━━ Input ━━

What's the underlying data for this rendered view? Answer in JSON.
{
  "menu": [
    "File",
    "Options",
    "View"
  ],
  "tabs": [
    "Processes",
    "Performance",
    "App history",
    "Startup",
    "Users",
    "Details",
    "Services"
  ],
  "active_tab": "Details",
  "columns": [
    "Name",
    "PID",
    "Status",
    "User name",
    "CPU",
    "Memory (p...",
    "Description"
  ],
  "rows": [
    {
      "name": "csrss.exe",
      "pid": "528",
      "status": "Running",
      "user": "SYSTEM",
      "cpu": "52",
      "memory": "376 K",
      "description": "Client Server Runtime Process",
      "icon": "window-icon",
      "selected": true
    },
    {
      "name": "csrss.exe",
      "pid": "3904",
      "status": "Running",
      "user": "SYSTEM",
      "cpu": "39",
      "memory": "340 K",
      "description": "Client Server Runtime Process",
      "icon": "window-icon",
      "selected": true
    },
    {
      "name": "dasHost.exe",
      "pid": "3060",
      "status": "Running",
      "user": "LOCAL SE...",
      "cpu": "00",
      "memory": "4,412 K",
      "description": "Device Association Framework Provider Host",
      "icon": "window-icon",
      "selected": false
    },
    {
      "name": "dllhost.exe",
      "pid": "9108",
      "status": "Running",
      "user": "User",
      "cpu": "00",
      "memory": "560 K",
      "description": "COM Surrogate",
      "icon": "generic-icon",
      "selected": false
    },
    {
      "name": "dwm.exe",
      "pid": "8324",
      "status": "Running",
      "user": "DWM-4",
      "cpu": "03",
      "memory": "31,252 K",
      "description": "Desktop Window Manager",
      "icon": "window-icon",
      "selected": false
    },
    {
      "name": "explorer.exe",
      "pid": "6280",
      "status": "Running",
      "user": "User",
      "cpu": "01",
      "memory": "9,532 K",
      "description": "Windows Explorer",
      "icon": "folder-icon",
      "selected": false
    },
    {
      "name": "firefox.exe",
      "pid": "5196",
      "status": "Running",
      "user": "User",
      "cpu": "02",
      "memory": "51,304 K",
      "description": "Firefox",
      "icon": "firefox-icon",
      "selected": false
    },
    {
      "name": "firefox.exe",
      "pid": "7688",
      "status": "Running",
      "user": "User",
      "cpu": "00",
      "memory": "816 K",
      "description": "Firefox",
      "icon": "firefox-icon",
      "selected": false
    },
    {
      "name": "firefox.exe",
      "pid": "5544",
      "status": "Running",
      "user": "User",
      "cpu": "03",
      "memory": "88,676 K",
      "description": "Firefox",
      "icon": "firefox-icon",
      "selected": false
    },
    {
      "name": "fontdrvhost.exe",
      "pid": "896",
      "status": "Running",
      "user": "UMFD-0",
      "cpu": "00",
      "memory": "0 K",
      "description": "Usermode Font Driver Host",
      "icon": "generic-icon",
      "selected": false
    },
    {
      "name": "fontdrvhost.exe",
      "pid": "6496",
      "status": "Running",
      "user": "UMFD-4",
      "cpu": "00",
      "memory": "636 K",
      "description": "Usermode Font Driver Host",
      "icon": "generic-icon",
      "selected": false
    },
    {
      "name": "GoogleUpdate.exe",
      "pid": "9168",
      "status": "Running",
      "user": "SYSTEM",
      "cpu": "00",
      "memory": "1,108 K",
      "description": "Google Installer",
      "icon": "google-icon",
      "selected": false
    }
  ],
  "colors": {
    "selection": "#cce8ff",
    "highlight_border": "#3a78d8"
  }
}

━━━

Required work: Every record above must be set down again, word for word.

Task response:
What's the underlying data for this rendered view? Answer in JSON.
{
  "menu": [
    "File",
    "Options",
    "View"
  ],
  "tabs": [
    "Processes",
    "Performance",
    "App history",
    "Startup",
    "Users",
    "Details",
    "Services"
  ],
  "active_tab": "Details",
  "columns": [
    "Name",
    "PID",
    "Status",
    "User name",
    "CPU",
    "Memory (p...",
    "Description"
  ],
  "rows": [
    {
      "name": "csrss.exe",
      "pid": "528",
      "status": "Running",
      "user": "SYSTEM",
      "cpu": "52",
      "memory": "376 K",
      "description": "Client Server Runtime Process",
      "icon": "window-icon",
      "selected": true
    },
    {
      "name": "csrss.exe",
      "pid": "3904",
      "status": "Running",
      "user": "SYSTEM",
      "cpu": "39",
      "memory": "340 K",
      "description": "Client Server Runtime Process",
      "icon": "window-icon",
      "selected": true
    },
    {
      "name": "dasHost.exe",
      "pid": "3060",
      "status": "Running",
      "user": "LOCAL SE...",
      "cpu": "00",
      "memory": "4,412 K",
      "description": "Device Association Framework Provider Host",
      "icon": "window-icon",
      "selected": false
    },
    {
      "name": "dllhost.exe",
      "pid": "9108",
      "status": "Running",
      "user": "User",
      "cpu": "00",
      "memory": "560 K",
      "description": "COM Surrogate",
      "icon": "generic-icon",
      "selected": false
    },
    {
      "name": "dwm.exe",
      "pid": "8324",
      "status": "Running",
      "user": "DWM-4",
      "cpu": "03",
      "memory": "31,252 K",
      "description": "Desktop Window Manager",
      "icon": "window-icon",
      "selected": false
    },
    {
      "name": "explorer.exe",
      "pid": "6280",
      "status": "Running",
      "user": "User",
      "cpu": "01",
      "memory": "9,532 K",
      "description": "Windows Explorer",
      "icon": "folder-icon",
      "selected": false
    },
    {
      "name": "firefox.exe",
      "pid": "5196",
      "status": "Running",
      "user": "User",
      "cpu": "02",
      "memory": "51,304 K",
      "description": "Firefox",
      "icon": "firefox-icon",
      "selected": false
    },
    {
      "name": "firefox.exe",
      "pid": "7688",
      "status": "Running",
      "user": "User",
      "cpu": "00",
      "memory": "816 K",
      "description": "Firefox",
      "icon": "firefox-icon",
      "selected": false
    },
    {
      "name": "firefox.exe",
      "pid": "5544",
      "status": "Running",
      "user": "User",
      "cpu": "03",
      "memory": "88,676 K",
      "description": "Firefox",
      "icon": "firefox-icon",
      "selected": false
    },
    {
      "name": "fontdrvhost.exe",
      "pid": "896",
      "status": "Running",
      "user": "UMFD-0",
      "cpu": "00",
      "memory": "0 K",
      "description": "Usermode Font Driver Host",
      "icon": "generic-icon",
      "selected": false
    },
    {
      "name": "fontdrvhost.exe",
      "pid": "6496",
      "status": "Running",
      "user": "UMFD-4",
      "cpu": "00",
      "memory": "636 K",
      "description": "Usermode Font Driver Host",
      "icon": "generic-icon",
      "selected": false
    },
    {
      "name": "GoogleUpdate.exe",
      "pid": "9168",
      "status": "Running",
      "user": "SYSTEM",
      "cpu": "00",
      "memory": "1,108 K",
      "description": "Google Installer",
      "icon": "google-icon",
      "selected": false
    }
  ],
  "colors": {
    "selection": "#cce8ff",
    "highlight_border": "#3a78d8"
  }
}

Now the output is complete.